"I had to decide if I could give that commitment for the next 18 months or so after the postponement. At the end of the day the answer was no.
"I really wanted to focus on my job. I decided I'd play the Six Nations and see how it went.
"I went into that final game against Italy knowing it could be potentially my final game so I went out there with the intention to enjoy it.
"It took a few weeks to ponder the decision even after that but it felt right. Something inside me knew it was the end and I was happy for it to end that way."
Women in Sport
The Dublin native reflected on her early years in sport, describing the challenges faced for young women. Tyrrell highlighted the lack of opportunities as the reason for little interest in women's sport during her teenage years.
"I started playing football with the youngsters on the road. None of the other girls on the road were out playing football with me. I don’t even remember playing against any girls in the football team.

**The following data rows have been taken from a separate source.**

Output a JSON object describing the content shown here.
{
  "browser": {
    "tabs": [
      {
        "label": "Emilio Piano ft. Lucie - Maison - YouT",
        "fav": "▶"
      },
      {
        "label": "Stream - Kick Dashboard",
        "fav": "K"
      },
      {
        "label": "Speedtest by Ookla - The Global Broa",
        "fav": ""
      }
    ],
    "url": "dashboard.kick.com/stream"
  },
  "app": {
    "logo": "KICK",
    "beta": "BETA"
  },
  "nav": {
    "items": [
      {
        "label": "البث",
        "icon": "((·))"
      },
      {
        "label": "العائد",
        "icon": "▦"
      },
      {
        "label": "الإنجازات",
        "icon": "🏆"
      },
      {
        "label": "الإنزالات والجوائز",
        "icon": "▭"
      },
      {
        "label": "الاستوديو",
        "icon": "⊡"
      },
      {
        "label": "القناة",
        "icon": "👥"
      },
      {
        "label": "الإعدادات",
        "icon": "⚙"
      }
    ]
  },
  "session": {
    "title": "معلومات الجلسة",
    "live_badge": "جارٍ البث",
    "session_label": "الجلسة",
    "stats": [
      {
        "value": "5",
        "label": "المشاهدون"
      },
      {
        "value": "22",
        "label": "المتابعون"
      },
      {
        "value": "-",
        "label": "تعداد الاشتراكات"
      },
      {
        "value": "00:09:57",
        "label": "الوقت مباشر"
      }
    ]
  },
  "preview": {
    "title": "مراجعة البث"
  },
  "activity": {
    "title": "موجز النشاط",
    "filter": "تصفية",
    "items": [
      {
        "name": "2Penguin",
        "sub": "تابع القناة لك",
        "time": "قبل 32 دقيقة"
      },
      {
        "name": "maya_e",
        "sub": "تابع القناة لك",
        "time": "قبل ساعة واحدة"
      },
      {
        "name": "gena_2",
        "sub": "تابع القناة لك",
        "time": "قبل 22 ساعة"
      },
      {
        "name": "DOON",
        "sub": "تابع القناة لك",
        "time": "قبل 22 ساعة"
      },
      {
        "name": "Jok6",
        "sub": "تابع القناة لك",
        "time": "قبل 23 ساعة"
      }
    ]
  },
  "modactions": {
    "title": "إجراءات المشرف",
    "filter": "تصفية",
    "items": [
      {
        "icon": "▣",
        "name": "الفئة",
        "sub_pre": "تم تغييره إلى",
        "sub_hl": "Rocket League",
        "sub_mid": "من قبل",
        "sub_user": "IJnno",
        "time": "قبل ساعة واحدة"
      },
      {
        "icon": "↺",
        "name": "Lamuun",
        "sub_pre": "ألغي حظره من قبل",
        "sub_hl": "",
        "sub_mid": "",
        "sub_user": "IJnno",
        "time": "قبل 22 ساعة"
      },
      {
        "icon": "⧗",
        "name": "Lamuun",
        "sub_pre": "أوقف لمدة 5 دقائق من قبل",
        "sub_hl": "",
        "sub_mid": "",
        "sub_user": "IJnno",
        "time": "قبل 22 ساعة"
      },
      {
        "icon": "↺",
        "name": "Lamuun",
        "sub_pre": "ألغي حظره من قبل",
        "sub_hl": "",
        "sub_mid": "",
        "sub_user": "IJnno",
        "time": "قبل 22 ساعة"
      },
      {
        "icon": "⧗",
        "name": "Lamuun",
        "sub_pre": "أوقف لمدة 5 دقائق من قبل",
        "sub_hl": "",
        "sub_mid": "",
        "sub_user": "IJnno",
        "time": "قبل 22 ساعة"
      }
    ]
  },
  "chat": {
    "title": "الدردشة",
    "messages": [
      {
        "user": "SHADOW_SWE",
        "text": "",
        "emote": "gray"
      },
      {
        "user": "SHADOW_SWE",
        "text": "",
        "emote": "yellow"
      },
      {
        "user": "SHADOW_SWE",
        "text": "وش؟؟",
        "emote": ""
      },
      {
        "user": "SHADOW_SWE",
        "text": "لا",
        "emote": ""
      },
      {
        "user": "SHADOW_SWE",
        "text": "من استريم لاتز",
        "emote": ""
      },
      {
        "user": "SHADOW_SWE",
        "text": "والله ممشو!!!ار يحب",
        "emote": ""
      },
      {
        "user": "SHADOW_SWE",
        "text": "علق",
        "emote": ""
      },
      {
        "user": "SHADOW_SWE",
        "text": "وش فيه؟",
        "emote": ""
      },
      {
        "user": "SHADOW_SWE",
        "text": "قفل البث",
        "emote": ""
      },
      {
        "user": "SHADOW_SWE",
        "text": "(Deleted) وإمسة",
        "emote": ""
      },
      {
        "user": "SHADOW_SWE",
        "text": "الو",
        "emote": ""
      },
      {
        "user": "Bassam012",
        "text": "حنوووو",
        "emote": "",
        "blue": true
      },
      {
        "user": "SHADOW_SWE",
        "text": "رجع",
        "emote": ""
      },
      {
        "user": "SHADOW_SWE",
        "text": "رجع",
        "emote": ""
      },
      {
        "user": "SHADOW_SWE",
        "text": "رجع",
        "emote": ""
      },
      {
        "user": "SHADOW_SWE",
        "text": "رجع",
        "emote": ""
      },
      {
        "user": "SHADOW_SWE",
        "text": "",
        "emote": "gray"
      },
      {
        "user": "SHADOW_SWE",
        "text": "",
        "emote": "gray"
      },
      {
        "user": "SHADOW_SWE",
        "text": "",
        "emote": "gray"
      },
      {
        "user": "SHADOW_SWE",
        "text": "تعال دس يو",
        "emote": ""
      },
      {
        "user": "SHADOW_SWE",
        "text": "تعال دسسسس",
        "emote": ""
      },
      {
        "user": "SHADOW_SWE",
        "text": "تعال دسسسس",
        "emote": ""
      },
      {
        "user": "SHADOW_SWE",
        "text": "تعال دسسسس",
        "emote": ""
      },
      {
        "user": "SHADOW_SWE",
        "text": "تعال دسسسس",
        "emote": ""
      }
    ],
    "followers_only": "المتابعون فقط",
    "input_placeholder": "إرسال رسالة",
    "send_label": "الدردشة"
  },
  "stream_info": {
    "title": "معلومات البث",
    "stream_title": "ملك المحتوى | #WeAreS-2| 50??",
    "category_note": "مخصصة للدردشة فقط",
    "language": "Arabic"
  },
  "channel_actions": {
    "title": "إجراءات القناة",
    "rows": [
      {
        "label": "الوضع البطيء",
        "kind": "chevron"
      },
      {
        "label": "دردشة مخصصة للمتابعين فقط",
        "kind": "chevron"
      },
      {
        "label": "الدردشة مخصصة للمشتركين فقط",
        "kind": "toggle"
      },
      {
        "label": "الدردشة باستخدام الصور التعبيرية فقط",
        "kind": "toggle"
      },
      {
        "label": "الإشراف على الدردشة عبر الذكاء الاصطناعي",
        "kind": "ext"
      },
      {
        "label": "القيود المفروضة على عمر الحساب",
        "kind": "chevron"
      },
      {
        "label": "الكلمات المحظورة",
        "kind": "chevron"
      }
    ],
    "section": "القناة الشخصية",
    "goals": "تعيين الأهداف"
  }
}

"When I was about twelve or so I had to leave the boys team and find a girls team but there was no team in the area. That's how I fell into GAA because there was no girls soccer team.
"I went to secondary school hoping there was a girls team and there wasn’t.
"I dunno if I would’ve picked up gaa if there hadn’t been that opportunity."
Tyrrell also mentioned a lack of coverage surrounding women's sport as another reason.
"I didn’t really know there was an irish womens soccer team never mind a rugby team.
"The only woman I watched on tv in sport was Sonia O’Sullivan and I idolised her."
The Dublin star was happy to say that things have changed since her younger years and that promoting women's sports to the next generation needs to continue.
"I think we need to keep doing what were doing. Keep putting women's sport on TV along with the men's coverage.
"We should be praising incredible tries and goals, but not for being incredible in just women’s sport but sport in general.
"The more that we celebrate and see that, the more people will watch it, attend it and try it themselves.
"The LGFA have done a really great job of it lately. Putting the finals on the same day is encouraging bus loads of clubs and school kids to come down and watch it."
You can listen to the rest of Tyrrell's interview by checking out this week's latest episode of The Football Pod with Paddy and Andy.